If you’re traveling around Europe in a motorhome, it’s extremely likely you’ll encounter many tolls. In this blog, we’re providing some informations and tips on toll roads in various countries, and how to pay them.
Tollroads in France
There are many toll roads in France. You can pay in different ways at different toll roads and that can be very confusing! In order to be able to go through the toll gates without difficulty, we advise you to purchase a toll badge in advance. In most cases, you have to wait for a long time. With a toll badge you pay electronically. You can purchase a toll badge that is only valid on French toll roads, but there is also a badge valid for toll roads in France, Spain and Portugal.
Tollroads in Spain
In Spain, most highways have tolls on them. These can be done in cash or credit cards. Note that tolls need a Maestro logo where possible. You can also use the toll badges mentioned above if you’ll be passing tolls frequently. The tariffs of each toll road vary in Spain.

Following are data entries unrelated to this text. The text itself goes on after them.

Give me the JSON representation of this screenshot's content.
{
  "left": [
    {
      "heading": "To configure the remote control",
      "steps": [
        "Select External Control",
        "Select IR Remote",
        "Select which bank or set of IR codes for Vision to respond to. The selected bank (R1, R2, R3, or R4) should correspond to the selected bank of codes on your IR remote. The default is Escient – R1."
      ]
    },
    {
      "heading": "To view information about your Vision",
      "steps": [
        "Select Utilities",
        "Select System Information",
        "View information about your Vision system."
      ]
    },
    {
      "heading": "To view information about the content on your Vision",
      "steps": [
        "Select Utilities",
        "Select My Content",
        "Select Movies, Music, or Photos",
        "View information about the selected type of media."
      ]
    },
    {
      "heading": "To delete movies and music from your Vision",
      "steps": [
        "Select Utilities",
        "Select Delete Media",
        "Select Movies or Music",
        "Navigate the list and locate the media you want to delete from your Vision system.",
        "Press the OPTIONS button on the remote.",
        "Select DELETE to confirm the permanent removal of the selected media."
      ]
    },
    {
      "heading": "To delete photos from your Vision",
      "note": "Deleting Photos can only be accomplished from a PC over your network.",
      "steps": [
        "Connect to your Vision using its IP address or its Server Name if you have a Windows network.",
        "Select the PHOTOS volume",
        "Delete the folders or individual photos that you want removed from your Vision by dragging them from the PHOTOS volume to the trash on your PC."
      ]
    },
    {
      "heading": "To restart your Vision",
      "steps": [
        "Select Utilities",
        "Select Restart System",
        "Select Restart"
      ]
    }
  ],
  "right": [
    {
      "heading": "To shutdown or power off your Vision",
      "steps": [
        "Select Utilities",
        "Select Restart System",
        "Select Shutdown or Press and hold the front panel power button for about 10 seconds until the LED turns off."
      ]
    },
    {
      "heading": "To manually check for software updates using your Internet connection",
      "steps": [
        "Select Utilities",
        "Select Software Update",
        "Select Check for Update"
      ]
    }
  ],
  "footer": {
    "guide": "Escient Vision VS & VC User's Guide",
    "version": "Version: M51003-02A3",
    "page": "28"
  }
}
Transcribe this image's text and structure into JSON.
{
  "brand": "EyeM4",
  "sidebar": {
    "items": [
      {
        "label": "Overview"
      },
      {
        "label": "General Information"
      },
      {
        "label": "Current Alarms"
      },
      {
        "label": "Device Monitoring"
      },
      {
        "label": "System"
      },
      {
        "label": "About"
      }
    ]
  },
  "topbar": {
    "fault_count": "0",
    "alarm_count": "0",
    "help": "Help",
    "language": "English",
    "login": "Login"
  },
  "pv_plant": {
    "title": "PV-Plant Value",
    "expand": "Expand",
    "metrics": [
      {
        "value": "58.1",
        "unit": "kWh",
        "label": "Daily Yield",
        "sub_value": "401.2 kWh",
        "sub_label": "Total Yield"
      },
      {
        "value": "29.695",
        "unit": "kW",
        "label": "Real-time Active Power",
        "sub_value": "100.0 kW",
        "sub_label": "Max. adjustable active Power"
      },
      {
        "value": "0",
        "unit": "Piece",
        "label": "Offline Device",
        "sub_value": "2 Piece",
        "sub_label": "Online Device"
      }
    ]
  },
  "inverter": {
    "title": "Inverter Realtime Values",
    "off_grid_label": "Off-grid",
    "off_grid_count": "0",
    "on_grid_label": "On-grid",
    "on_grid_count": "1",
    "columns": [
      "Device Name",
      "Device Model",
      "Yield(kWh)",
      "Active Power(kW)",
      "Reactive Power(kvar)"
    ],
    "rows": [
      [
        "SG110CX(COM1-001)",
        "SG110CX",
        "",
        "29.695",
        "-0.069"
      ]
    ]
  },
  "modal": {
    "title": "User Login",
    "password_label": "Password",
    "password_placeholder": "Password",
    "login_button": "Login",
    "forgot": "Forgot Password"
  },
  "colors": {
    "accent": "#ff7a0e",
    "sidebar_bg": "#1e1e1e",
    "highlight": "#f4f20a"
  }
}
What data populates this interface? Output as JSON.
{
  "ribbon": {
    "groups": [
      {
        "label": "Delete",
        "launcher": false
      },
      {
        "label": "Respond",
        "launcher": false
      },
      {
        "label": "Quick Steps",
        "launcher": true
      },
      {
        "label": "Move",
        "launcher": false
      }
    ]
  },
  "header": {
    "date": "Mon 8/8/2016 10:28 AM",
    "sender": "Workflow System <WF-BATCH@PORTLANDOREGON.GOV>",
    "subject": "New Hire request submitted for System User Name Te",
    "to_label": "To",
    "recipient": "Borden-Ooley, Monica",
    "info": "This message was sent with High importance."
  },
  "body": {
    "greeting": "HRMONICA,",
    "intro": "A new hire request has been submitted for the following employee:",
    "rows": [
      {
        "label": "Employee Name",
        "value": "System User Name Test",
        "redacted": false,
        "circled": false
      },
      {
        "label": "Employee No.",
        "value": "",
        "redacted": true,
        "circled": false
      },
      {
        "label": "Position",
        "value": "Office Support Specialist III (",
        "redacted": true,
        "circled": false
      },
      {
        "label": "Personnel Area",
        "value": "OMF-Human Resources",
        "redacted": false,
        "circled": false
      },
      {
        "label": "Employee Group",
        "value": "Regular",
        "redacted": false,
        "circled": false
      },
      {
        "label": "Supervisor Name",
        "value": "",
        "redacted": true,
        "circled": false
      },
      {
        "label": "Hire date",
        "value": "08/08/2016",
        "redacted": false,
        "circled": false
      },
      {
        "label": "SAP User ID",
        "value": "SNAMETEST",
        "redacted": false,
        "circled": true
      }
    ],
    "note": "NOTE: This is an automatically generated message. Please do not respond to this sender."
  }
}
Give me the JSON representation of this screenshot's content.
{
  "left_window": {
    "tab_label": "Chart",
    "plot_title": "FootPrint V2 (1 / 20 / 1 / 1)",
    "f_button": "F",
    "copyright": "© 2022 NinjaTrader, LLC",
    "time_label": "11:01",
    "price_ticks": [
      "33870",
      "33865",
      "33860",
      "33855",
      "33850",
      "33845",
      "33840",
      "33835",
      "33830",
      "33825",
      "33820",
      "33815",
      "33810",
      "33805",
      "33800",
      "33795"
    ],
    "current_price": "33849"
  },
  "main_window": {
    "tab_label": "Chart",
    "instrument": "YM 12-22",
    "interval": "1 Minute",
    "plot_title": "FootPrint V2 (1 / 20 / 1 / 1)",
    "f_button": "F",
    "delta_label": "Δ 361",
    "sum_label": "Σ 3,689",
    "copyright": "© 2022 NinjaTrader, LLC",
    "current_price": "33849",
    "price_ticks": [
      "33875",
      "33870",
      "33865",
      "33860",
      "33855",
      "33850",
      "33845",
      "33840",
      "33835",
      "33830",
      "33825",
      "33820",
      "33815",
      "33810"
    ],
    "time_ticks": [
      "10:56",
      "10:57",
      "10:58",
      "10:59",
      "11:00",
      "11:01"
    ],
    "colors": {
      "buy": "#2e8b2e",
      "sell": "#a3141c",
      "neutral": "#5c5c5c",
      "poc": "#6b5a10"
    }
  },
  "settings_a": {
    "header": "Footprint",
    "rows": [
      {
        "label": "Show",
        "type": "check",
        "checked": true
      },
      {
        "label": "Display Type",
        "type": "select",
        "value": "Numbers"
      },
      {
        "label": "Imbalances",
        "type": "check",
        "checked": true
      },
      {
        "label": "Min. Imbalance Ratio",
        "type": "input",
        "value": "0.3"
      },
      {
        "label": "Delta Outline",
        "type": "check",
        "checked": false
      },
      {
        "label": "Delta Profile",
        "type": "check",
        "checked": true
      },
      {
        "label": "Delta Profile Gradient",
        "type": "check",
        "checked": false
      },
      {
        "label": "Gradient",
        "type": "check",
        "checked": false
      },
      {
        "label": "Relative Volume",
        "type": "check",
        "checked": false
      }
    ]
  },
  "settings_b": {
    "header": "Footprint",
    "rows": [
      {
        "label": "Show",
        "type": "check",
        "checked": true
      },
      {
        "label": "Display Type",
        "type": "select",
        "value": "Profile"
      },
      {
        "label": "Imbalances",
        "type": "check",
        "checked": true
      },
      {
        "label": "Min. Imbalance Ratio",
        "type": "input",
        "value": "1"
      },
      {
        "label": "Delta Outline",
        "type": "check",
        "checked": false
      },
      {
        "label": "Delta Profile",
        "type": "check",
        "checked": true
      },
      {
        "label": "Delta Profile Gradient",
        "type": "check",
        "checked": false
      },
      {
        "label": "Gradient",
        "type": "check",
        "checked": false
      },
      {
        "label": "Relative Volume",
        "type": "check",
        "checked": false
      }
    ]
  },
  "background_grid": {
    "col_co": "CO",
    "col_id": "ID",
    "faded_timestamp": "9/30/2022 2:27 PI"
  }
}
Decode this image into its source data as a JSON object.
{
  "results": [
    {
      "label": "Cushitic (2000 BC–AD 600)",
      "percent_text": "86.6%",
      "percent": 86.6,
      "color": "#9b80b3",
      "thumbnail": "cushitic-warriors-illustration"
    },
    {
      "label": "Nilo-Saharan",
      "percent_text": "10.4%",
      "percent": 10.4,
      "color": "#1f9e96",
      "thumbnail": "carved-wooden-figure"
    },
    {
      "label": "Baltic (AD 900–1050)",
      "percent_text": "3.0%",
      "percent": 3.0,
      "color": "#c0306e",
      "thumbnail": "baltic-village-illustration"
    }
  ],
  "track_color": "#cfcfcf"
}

Tollroads in Portugal
Portugal has a number of toll roads, many of which you can pay in cash. However some are only electronic, and can be done five different ways. Via Easytoll, a prepaid Toll Card, Customs Service or a 3-day ticket. Other optios are Via Verde Visitors, or the previously mentioned badge. The ANWB gives you plenty of information about the different ways, and you can choose the easiest.
Tollroads in Italy
There are quite a few toll roads in Italy. To be well prepared for Italy, it is good to know what price class your motorhome is, with most falling into class two. On autostrade.it you can also fill in your route to calculate how much toll fare will cost. At the manned gates, you can pay with cash, but at many places you can also pay with your credit card. To drive faster, you can also use a VIA-Card, which can be purchased at service stations along the autostrada and at tobacco stores. They cost between €25-€50. When paying at the toll stations, the amount is deducted.
Tollroads in Norway
Norway has a multitude of toll roads. However, many are only temporary, as the new roads, bridges and tunnels are being paid for by these tolls. Once the costs are covered, the toll will be lifted. In Norway, there are also some cities that charge tolls. You can sign up for the automatic payment system in advance, but you can also choose to continue with Norwegian toll roads. The license plate is scanned, and the account will be sent to your home within four to six months. Another options is EasyGo a convenient system that allows you to pay for tolls in Denmark, Sweden and Norway.
Tollroads in Germany
There will not be toll roads in Germany until 2019. The German government would like to raise tariffs, but the Netherlands, Luxembourg and Austria strongly oppose that. However, Germany has many cities and municipalities with environmental zones. To enter, your cae must have an environmental sticker. You can read more about these in our blog post about environmental zones.
Tollroads in Austria
In Austria, the tolls operate slightly differently. You are required to have a toll sign on each vehicle up to 3500kg. The vignette must be in the top left or below the rearview mirror. The motorway is checked by cameras along the highway, and so it is important the vignette is visible and in accordance with the rules. This tolvignet can be purchased at a number of border crossings, or you can contact that ADAC in Germany. Or, it can be purchased at filling stations and post offices near the Austrian border. In the Netherlands, the vignette is for sale at ANWB stores.
There are a few exceptions to toll roads in Austria, the so-called Sondermautstrecken. You don’t need the tolvignet, but have to pay a separate toll. On the ANWB site, you will find an overview of other special routes, with all kinds of information of how to pay. In 2018, there will be a digital vignette in Austria.
Tollroads in Switzerland
In Switzerland, the same rules apply to toll roads as in Austria. On all motorways in Switzerland it is mandatory to have a tolvignette. In addition, the toll is charged for the Grand Saint Bernard tunnel and the Mint-la-Scheratunnel. The tolvignet must be stuck on the inside of the windscreen on the left side and valid for one calendar year. Do you have an old tolvignet on your vehicle? Take the old one away before sticking a new vignette on your diamond.
We hope that this has got you prepared for a large part of a driving holiday! If you need the vehicle to do it, why not check out Goboony!